Exercise requirements:
The lines to copy are those in the records below that hold the word "Types".

Information:
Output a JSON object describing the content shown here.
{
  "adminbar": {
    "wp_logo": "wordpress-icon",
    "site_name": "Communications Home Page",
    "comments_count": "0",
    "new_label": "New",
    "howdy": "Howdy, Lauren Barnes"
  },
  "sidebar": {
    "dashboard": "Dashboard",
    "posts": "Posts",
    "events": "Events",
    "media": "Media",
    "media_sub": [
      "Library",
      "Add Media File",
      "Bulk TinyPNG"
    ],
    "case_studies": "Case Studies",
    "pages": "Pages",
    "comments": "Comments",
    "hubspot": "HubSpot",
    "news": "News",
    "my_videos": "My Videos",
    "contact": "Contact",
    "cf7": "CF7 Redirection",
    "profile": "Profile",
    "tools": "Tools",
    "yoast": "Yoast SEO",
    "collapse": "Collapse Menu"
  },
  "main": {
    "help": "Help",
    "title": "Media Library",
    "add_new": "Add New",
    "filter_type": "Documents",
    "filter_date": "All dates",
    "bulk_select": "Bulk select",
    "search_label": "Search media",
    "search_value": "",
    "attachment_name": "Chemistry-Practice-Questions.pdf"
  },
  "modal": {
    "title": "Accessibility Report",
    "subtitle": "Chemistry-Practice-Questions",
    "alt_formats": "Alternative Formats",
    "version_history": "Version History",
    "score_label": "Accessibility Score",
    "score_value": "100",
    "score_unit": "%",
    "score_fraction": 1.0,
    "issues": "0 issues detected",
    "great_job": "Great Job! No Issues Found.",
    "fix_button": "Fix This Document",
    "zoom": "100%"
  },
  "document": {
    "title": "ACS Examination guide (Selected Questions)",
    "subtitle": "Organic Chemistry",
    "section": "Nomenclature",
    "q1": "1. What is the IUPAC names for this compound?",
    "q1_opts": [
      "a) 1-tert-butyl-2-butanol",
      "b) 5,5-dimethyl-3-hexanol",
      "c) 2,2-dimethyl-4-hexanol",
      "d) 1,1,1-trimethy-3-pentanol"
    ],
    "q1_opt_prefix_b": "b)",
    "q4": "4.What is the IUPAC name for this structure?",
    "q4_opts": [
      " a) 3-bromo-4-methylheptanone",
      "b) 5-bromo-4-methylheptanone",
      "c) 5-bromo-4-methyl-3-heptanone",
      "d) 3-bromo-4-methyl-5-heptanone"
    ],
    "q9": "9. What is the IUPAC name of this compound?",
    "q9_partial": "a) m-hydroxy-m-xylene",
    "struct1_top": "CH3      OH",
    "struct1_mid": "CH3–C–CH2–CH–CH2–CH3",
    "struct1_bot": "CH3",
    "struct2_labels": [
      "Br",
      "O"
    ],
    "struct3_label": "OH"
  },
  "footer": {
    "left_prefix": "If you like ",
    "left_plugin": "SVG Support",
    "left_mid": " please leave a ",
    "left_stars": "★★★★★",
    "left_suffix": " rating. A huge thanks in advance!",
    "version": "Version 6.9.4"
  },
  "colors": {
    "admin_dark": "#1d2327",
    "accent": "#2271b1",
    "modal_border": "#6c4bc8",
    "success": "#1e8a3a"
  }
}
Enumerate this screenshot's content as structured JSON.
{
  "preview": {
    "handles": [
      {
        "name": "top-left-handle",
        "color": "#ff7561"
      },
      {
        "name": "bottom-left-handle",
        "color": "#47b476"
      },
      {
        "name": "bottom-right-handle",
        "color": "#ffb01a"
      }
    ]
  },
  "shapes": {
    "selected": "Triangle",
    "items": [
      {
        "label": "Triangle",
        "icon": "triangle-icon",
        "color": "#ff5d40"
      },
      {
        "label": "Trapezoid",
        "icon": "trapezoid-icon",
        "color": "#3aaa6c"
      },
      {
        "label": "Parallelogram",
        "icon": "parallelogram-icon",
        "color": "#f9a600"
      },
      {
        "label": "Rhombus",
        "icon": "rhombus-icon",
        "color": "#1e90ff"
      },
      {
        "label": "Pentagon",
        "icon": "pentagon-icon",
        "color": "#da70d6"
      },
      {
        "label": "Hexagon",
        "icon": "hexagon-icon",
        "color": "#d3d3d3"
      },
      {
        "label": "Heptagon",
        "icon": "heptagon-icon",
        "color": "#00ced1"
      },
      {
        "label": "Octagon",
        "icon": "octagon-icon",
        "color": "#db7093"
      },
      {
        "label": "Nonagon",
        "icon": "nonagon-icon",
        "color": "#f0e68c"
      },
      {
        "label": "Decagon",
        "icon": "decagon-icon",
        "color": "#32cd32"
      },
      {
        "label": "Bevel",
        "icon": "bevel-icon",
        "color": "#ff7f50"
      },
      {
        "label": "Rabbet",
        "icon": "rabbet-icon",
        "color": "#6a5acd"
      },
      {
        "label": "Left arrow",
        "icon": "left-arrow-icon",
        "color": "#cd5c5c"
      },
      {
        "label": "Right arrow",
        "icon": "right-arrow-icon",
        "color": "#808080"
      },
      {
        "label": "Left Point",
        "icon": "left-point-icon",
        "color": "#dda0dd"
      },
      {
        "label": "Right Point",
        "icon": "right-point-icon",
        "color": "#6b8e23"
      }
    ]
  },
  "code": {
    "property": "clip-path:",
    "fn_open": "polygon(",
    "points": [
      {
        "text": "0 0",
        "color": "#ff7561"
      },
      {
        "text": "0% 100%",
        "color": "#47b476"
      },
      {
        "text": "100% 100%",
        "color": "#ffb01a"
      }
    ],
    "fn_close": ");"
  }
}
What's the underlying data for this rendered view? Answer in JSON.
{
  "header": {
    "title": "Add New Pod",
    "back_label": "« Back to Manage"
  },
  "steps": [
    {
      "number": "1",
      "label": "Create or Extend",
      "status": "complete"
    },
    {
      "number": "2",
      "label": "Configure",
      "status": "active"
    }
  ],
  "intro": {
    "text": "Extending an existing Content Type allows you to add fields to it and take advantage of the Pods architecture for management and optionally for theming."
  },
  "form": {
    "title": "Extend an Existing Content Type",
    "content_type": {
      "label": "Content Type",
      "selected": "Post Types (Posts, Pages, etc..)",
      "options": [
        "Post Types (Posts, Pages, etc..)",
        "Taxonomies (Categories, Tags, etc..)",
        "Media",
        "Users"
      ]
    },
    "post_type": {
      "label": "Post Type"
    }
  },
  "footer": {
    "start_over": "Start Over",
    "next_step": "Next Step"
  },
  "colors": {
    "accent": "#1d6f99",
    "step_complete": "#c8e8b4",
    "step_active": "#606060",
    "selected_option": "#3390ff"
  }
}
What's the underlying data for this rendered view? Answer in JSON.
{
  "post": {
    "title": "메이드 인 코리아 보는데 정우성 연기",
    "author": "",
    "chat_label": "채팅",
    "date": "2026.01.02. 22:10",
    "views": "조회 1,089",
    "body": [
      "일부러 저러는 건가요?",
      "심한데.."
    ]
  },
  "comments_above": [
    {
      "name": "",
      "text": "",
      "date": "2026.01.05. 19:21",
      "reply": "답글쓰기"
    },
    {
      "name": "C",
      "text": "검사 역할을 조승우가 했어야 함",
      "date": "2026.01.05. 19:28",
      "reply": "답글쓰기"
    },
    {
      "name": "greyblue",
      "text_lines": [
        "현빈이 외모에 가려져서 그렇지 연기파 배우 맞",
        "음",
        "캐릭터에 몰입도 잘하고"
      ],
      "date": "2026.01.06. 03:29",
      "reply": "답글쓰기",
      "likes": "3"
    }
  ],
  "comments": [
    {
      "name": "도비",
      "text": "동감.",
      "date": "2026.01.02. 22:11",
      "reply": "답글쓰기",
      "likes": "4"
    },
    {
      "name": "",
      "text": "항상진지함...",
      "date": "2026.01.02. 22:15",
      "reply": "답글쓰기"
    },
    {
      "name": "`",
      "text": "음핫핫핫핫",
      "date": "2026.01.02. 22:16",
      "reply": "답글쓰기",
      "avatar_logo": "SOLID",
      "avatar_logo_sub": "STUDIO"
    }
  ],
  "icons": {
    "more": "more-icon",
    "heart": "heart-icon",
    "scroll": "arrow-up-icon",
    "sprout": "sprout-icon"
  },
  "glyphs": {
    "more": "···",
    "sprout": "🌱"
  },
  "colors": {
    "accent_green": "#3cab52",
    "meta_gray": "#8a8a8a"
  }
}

Response area:
      "selected": "Post Types (Posts, Pages, etc..)",
        "Post Types (Posts, Pages, etc..)",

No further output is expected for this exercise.